THE BOILER used on John Heald’s Darjeeling and Himalayan Railway B-class locomotive is, in 7.25inch gauge, large, to say the least. Which begs the question: what material is best for such boilers? Copper is not economic, stainless steel has safety problems and the usual material, mild steel, has its drawbacks.

These days you look to Australia for boiler design innovation and approval.

It all started when Les Irwin from the Penwood Railway near Sydney, Australia contacted several experts for advice on an alternate to mild steel without the attendant problems of ordinary stainless steels.  This group included Dr. Ian Ward, metallurgist, Kurt Staub, welding engineer and Robert Brunton, BSc in Metallurgy and University of New South Wales lecturer.

All recommended use of Duplex SAF 2205 steel alloy developed in Sweden by Sandvik Engineering Group as an alloy with a low expansion rate that would resist cyclic stress cracking at the welds, resist corrosion, and be suitable for pressure vessels.

The microstructures of 2205 consist of a mixture of austenite and ferrite phases and duplex steels display properties characteristic of both. Duplex alloy steels have actually been around since the 1930s, but the 2205 alloy is a nitrogen enhanced duplex steel that became available in the 1980s. The nitrogen significantly improves the corrosion resistance properties of the alloy, which also exhibits a yield strength that is more than double that of conventional austenitic stainless steels especially when welded.

Building the B-Class boiler

As discussions went on, John Heald needed a boiler for the B-Class (see article here) and was the ideal testbed for the first duplex boiler. As scaled from prototype, the boiler would exceed the maximum volume allowable for hobby boilers under New Zealand code (50L), so it was decided  to make it shorter, with a false extension at the front to fill the gap. 
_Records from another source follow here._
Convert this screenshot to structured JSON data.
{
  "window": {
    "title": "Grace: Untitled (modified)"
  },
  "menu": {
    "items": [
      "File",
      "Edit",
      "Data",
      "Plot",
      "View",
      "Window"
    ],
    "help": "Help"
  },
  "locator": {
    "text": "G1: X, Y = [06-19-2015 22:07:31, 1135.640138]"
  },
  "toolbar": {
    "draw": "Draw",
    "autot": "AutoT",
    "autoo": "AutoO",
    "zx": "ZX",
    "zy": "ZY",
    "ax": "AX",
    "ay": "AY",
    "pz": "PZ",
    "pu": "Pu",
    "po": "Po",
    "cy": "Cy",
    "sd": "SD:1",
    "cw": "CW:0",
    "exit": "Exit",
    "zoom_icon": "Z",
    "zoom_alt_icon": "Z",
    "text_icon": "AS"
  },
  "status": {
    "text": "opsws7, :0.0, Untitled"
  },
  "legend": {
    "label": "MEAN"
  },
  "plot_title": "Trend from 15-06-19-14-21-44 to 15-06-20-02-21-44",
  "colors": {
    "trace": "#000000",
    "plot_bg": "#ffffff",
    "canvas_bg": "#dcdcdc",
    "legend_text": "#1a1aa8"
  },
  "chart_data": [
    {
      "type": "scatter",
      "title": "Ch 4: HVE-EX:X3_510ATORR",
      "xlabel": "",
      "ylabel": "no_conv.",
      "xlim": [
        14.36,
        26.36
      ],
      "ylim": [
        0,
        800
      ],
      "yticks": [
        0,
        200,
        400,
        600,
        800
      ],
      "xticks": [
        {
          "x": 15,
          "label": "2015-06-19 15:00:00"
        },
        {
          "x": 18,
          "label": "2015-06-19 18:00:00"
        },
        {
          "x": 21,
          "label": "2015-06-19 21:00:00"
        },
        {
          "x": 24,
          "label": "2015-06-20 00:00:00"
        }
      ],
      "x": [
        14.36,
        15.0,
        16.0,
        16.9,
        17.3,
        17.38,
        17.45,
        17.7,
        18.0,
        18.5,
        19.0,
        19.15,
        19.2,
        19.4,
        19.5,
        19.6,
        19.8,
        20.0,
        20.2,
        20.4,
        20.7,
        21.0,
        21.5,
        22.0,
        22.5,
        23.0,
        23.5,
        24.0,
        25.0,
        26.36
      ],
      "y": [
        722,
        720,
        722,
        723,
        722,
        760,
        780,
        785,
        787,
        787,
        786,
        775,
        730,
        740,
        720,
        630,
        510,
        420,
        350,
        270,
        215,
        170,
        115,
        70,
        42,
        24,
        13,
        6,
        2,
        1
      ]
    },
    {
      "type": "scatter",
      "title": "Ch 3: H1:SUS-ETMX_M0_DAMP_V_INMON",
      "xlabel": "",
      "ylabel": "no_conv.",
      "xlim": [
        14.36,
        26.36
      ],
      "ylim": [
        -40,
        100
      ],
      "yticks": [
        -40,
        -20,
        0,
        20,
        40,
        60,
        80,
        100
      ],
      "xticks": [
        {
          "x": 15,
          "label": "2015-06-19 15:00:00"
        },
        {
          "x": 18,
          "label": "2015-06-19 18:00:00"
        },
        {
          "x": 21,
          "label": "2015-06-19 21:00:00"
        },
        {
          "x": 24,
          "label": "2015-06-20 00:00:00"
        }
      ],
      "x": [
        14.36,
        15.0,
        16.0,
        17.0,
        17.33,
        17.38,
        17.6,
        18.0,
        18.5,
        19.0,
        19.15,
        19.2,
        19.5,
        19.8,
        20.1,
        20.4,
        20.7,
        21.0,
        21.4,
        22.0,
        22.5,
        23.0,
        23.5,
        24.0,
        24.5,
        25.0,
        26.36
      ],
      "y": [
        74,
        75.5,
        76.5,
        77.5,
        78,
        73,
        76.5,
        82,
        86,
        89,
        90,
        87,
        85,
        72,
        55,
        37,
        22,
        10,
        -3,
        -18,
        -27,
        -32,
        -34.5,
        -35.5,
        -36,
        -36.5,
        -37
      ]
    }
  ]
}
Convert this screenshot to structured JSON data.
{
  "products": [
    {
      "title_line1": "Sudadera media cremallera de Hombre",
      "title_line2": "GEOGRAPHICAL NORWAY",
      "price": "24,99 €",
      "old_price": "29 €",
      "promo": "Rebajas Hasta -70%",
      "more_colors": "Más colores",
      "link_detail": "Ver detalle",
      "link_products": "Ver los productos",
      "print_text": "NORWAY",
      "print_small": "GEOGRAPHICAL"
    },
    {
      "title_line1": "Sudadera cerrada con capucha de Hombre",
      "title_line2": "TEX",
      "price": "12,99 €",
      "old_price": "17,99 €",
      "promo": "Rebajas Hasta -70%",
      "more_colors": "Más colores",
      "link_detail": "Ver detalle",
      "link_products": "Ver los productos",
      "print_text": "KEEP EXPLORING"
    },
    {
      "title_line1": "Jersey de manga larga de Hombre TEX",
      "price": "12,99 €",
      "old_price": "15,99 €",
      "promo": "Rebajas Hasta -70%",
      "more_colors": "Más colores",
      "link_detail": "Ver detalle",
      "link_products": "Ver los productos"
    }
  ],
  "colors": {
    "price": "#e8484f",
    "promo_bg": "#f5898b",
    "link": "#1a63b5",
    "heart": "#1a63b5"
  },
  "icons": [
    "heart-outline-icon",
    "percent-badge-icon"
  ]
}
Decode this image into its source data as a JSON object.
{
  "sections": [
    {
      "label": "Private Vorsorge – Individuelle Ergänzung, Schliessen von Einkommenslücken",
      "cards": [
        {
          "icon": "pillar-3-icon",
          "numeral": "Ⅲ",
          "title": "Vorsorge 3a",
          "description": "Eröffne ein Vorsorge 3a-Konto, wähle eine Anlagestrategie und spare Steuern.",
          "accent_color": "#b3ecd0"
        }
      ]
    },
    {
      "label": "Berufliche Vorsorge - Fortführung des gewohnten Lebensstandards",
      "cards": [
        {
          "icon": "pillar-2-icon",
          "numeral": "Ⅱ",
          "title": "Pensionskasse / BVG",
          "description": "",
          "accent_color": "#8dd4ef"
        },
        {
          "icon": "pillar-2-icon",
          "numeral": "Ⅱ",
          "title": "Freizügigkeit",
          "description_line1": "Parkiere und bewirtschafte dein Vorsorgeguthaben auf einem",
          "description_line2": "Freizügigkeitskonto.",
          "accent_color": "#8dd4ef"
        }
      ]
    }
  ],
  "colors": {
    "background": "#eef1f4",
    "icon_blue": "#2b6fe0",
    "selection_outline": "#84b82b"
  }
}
After fine tuning the drawings for the boiler to assure compliance with the preliminary 2205 code, the drawings were given to Sandvik NZ where a laser-cut kit-set of parts was produced.   All tube holes including inspection and tapping holes were cut in the various plates by Sandvik to an accuracy of  0.1mm. 

Dennis Collins, with 25 years of experience welding Duplex 2205 steel, rolled and cold formed the various plates and tack welded the parts together.  Dave Giles and Paul Newton inspected all the assembly fits and checked and  recorded  progress on a regular basis. 

John Heald spent several evenings machining the 2205 round bar making the stays for around the firebox and the crown sheet.   Dennis then welded the test boiler components in sequence and the boiler was completed.

Hydrostatic and stress testing

An initial hydrostatic test to 150 PSI found no leaks or weeps, and it was agreed that the 2205 test boiler group conduct a series of cyclic tests on the boiler from cold to 100 PSI pressure (another limit in New Zealand for hobby boilers) and back to cold again via cooldown and then blowdown at 30 PSI.  This was to be repeated 48 times to simulate about 5 years of use and the welds then tested for cracks.  

During testing, it was found that the boiler went from from cold to pop-off at 100 PSI in just 23 minutes thanks to the lighter construction.  An equivalent carbon steel boiler would take about 40 minutes to reach pressure. 

After the conclusion of the tests, the boiler was thoroughly cleaned and successfully crack tested. Special attention was paid to the area around the fire tube plates, and the throat area and foundation ring.

The length expansion of the boiler from ambient temperature to 165 C (329F)  working temperature was only 4.5 mm over the 1 meter length of the boiler, the same amount as a carbon steel boiler of equivalent size.

No water treatment was used at all, and after 48 tests, no appreciable sludge was collected in the blowdown catch containers. As the local water was full of all sorts of minerals, it was expected that calcium could be a problem, but no buildup was detected on internal inspection of the boiler after the cyclic tests.

How does the cost compare?

According to current sources, the costs of producing this boiler are expected to be comparable or a little more than a carbon steel vessel of similar size.  The major benefit is the expected longevity of the SAF 2205 material as compared to carbon steel, plus cost and time savings realised from greatly reduced boiler maintenance and water treatment tasks.  

Long term performance

The boiler, as of early March 2012, has been under steam for 452 hours (including cyclic testing). that is about 10 years worth of steam ups at 4 hours per session once per month.

A recent internal inspection showed the boiler to be in ‘as new’ condition internally after all those hours.


The conclusions reached by the boiler test group are that a SAF 2205 Duplex boiler constructed to the AMBSC part 4 code for miniature boilers will be more than satisfactory provided the overall design and welding procedure is strictly adhered to.  The life expectancy of the Duplex material SAF 2205 alloy steel should be similar to a copper boiler, and is suitable for boilers ranging from 25 – 50 litres (6 to 13 gallons).

For more details of the boiler and of the new Australian code for Duplex boilers go to the website http://sonadaworks.com/  Information for this article and our article on the loco is extracted from that website, with permission.